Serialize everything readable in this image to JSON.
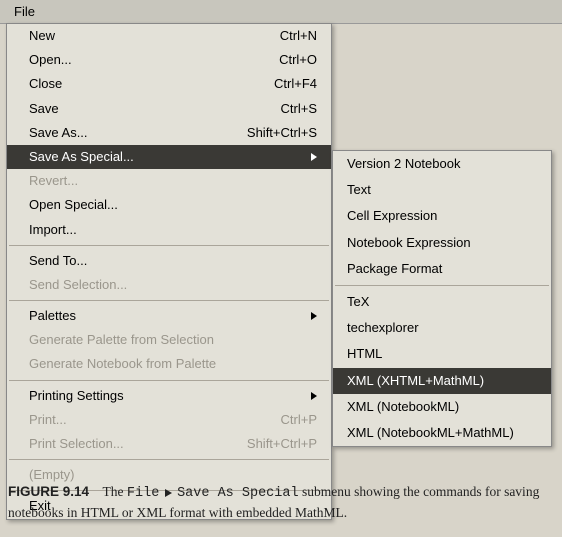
{
  "menubar": {
    "file": "File"
  },
  "menu": {
    "new": {
      "label": "New",
      "shortcut": "Ctrl+N"
    },
    "open": {
      "label": "Open...",
      "shortcut": "Ctrl+O"
    },
    "close": {
      "label": "Close",
      "shortcut": "Ctrl+F4"
    },
    "save": {
      "label": "Save",
      "shortcut": "Ctrl+S"
    },
    "saveas": {
      "label": "Save As...",
      "shortcut": "Shift+Ctrl+S"
    },
    "savespecial": {
      "label": "Save As Special..."
    },
    "revert": {
      "label": "Revert..."
    },
    "openspecial": {
      "label": "Open Special..."
    },
    "import": {
      "label": "Import..."
    },
    "sendto": {
      "label": "Send To..."
    },
    "sendsel": {
      "label": "Send Selection..."
    },
    "palettes": {
      "label": "Palettes"
    },
    "genpal": {
      "label": "Generate Palette from Selection"
    },
    "gennb": {
      "label": "Generate Notebook from Palette"
    },
    "printset": {
      "label": "Printing Settings"
    },
    "print": {
      "label": "Print...",
      "shortcut": "Ctrl+P"
    },
    "printsel": {
      "label": "Print Selection...",
      "shortcut": "Shift+Ctrl+P"
    },
    "empty": {
      "label": "(Empty)"
    },
    "exit": {
      "label": "Exit"
    }
  },
  "submenu": {
    "v2nb": "Version 2 Notebook",
    "text": "Text",
    "cellexp": "Cell Expression",
    "nbexp": "Notebook Expression",
    "pkgfmt": "Package Format",
    "tex": "TeX",
    "techx": "techexplorer",
    "html": "HTML",
    "xhtmlm": "XML (XHTML+MathML)",
    "nbml": "XML (NotebookML)",
    "nbmlm": "XML (NotebookML+MathML)"
  },
  "caption": {
    "fig": "FIGURE 9.14",
    "pre": "The ",
    "mono1": "File",
    "mono2": "Save As Special",
    "post": " submenu showing the commands for saving notebooks in HTML or XML format with embedded MathML."
  }
}
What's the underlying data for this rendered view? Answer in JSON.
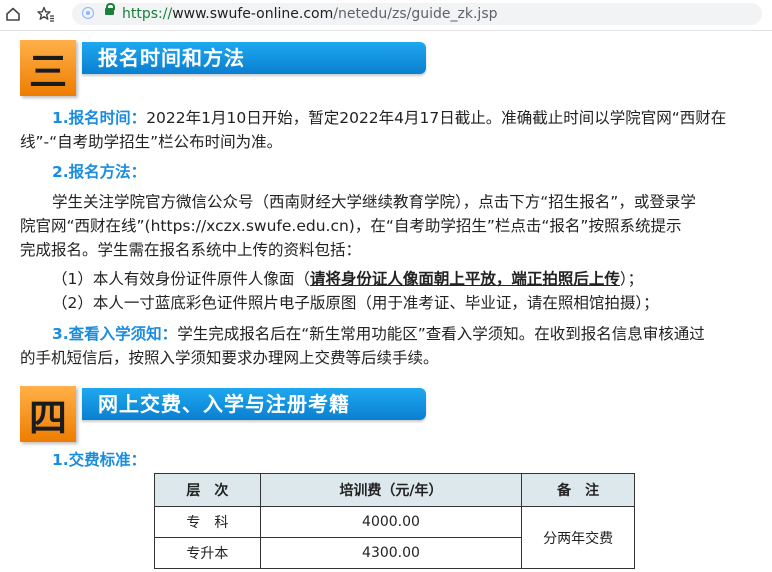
{
  "browser": {
    "url_protocol": "https://",
    "url_host": "www.swufe-online.com",
    "url_path": "/netedu/zs/guide_zk.jsp"
  },
  "section3": {
    "number": "三",
    "title": "报名时间和方法",
    "time_label": "1.报名时间：",
    "time_text_1": "2022年1月10日开始，暂定2022年4月17日截止。准确截止时间以学院官网“西财在",
    "time_text_2": "线”-“自考助学招生”栏公布时间为准。",
    "method_label": "2.报名方法：",
    "method_text_1": "学生关注学院官方微信公众号（西南财经大学继续教育学院），点击下方“招生报名”，或登录学",
    "method_text_2": "院官网“西财在线”(https://xczx.swufe.edu.cn)，在“自考助学招生”栏点击“报名”按照系统提示",
    "method_text_3": "完成报名。学生需在报名系统中上传的资料包括：",
    "item1_pre": "（1）本人有效身份证件原件人像面（",
    "item1_bold": "请将身份证人像面朝上平放，端正拍照后上传",
    "item1_post": "）；",
    "item2": "（2）本人一寸蓝底彩色证件照片电子版原图（用于准考证、毕业证，请在照相馆拍摄）；",
    "notice_label": "3.查看入学须知：",
    "notice_text_1": "学生完成报名后在“新生常用功能区”查看入学须知。在收到报名信息审核通过",
    "notice_text_2": "的手机短信后，按照入学须知要求办理网上交费等后续手续。"
  },
  "section4": {
    "number": "四",
    "title": "网上交费、入学与注册考籍",
    "fee_label": "1.交费标准："
  },
  "fee_table": {
    "headers": [
      "层　次",
      "培训费（元/年）",
      "备　注"
    ],
    "rows": [
      {
        "level": "专　科",
        "fee": "4000.00"
      },
      {
        "level": "专升本",
        "fee": "4300.00"
      }
    ],
    "note": "分两年交费"
  }
}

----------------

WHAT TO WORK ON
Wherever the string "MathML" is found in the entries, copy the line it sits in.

OUTPUT OF THE EXERCISE
    "xhtmlm": "XML (XHTML+MathML)",
    "nbmlm": "XML (NotebookML+MathML)"
    "post": " submenu showing the commands for saving notebooks in HTML or XML format with embedded MathML."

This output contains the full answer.